2000s Leaderboard: Beyonce, Rihanna (5 No. 1s each during the decade), Mariah Carey (4)
Key Stat: Kelly Clarkson makes the biggest leap to No. 1 in Hot 100 history, vaulting 97-1 with "My Life Would Suck Without You" in 2009.
Percentage of No. 1s by women: 40 percent
With a new millennium came a fresh wave of female pop and R&B superstars, who combined to lead the Hot 100 with 40 percent of all No. 1s in the century's opening frame (down from 49 percent for the '90s, but still nearly double women's showings in the '60s and '70s).
Beyonce - like Diana Ross decades before - stepped out from her group for a blockbuster solo career, as the former Destiny Child's frontwoman turned in five No. 1s throughout the decade, with each logging at least one month atop the Hot 100.
As three of Beyonce's No. 1s ("Crazy in Love," featuring Jay Z; "Baby Boy," featuring Sean Paul; and "Check On It," featuring Slim Thug) proved, the popularity of rap/sung collaborations also aided women in reaching the top of the Hot 100. Besides Beyonce, the likes of Jennifer Lopez, Alicia Keys and Nelly Furtado topped the Hot 100 with accompanied rappers.
In addition, certified legends defied previous expectations of career longevity, with Janet Jackson, Madonna and Mariah Carey plugging additional No. 1 hits more than 15 years into their careers.

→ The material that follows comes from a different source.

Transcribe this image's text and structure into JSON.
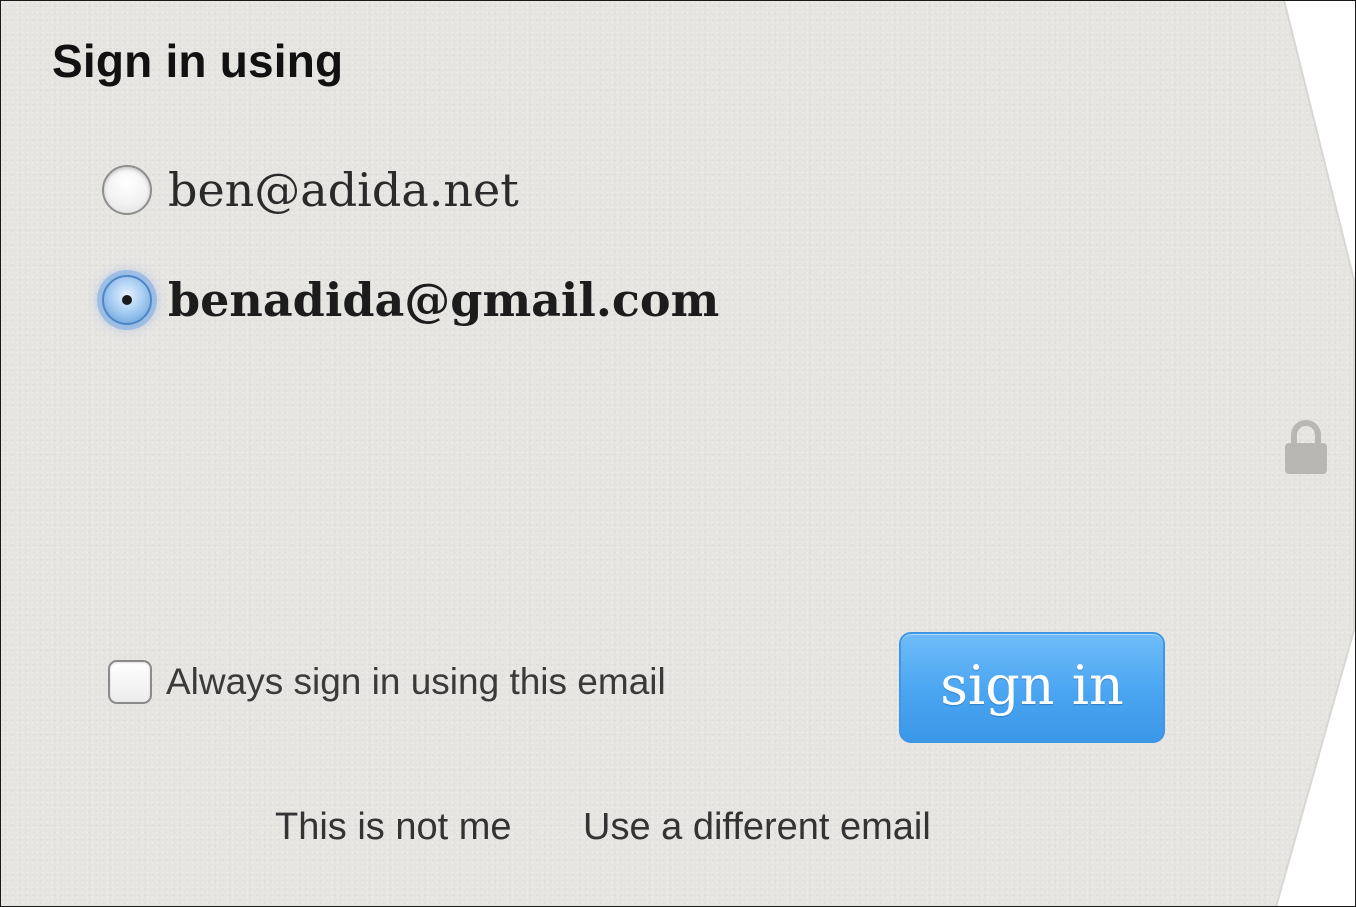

Just weeks after one another in 2000, Jackson and Madonna became the first artists to score No. 1 hits in the '80s, '90s and '00s.

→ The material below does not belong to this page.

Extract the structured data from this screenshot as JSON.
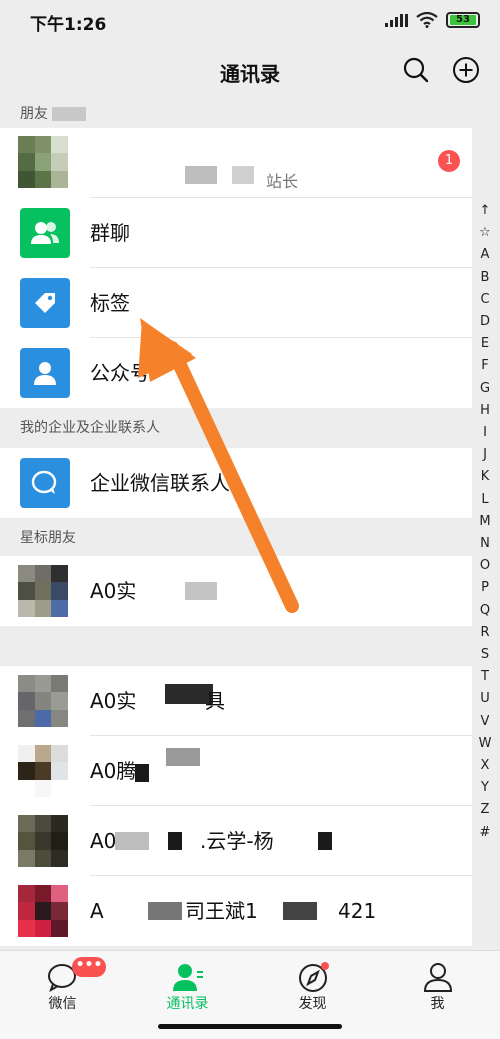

Plus, the 2002 arrival of American Idol proved a new showcase for female talent, especially. Led by original queen Kelly Clarkson and 2005 winner Carrie Underwood, six songs by Idol champs or finalists topped the Hot 100 in the '00s, four of them by women.
2010s Leaderboard: Rihanna (9 No. 1s during the decade), Katy Perry (8), Adele, Taylor Swift (4 each)

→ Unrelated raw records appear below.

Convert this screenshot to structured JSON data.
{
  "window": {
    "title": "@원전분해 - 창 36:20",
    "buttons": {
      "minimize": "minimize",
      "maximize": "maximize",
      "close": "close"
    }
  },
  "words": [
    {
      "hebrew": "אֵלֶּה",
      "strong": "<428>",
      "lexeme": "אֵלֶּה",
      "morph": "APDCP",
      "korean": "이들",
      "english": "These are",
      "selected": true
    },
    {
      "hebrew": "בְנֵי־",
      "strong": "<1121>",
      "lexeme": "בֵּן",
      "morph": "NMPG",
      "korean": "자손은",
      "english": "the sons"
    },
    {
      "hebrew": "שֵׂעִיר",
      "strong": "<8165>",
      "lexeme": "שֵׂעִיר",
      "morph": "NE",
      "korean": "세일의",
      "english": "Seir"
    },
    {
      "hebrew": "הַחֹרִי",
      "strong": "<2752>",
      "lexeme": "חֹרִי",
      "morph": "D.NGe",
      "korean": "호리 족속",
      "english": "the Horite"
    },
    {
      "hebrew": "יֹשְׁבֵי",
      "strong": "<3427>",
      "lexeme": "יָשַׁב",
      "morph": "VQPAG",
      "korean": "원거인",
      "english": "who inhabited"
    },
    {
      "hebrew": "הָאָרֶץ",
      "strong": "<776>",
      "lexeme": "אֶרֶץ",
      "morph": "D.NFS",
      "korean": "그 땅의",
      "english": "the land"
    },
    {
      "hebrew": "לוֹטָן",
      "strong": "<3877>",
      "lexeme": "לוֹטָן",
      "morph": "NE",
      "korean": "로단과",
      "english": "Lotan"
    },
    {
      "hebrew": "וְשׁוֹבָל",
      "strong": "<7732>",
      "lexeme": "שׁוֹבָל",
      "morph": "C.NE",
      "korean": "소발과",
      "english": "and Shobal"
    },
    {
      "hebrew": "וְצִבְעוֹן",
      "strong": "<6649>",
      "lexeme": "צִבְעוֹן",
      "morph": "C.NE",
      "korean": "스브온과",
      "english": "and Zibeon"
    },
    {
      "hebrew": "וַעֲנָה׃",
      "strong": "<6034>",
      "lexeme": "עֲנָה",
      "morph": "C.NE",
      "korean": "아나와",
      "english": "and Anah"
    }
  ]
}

Key Stats: Katy Perry's Teenage Dream ties Michael Jackson's Bad as the only albums to generate five Hot 100 No. 1 hits each.
Taylor Swift becomes the first woman to replace herself at No. 1, when "Blank Space" dethrones "Shake It Off."
Percentage of No. 1s by women: 47 percent
Female pop artists have been front and center in music in the current decade, particularly by penning and performing songs about empowerment, inner strength and living life to the fullest, helping women to own 47 percent of all Hot 100 No. 1s in the '10s thus far (through Sia's "Cheap Thrills" in September, the most recent No. 1 by a lead female artist.
Rihanna has bolted to nine No. 1s in the '10s (joining her five earned in the prior decade) and, in 2016, eclipsed Michael Jackson's total of 13 to claim the third-most No. 1s in the Hot 100's history.
Katy Perry, meanwhile, is directly behind (among women and overall) with eight No. 1s in the current decade, including such inspirational anthems as "Firework" and "Roar." Like Rihanna, Perry also staked out a Jackson record in her quest, joining the late King of Pop as the only artists with five No. 1s each from a single album; her Teenage Dream LP in 2010-11 equated the No. 1 output of his Bad in 1987-88.
Plus, the album-centric power of Adele and Taylor Swift has fueled each superstar to four Hot 100 No. 1s to date (including a No. 1 debut) apiece. Fittingly, in an era known for declining album sales, the two stalwarts have rallied to lengthy Hot 100 stays by bucking trends: Adele for reawakening the public's appreciation for big ballads, and Swift for finding her niche in bringing country appeal to an unrealized mainstream youth-centered audience and seamlessly transforming it into a full pop makeover (and takeover).
With three years left in the '10s, could this become the first decade in which women boast 50 percent of all Hot 100 No. 1 hits? Rebounding to 47 percent through 2016, they look to have a good shot, with a diverse cast of superstars whose appeal crosses far and wide into pop, country, R&B and hip-hop.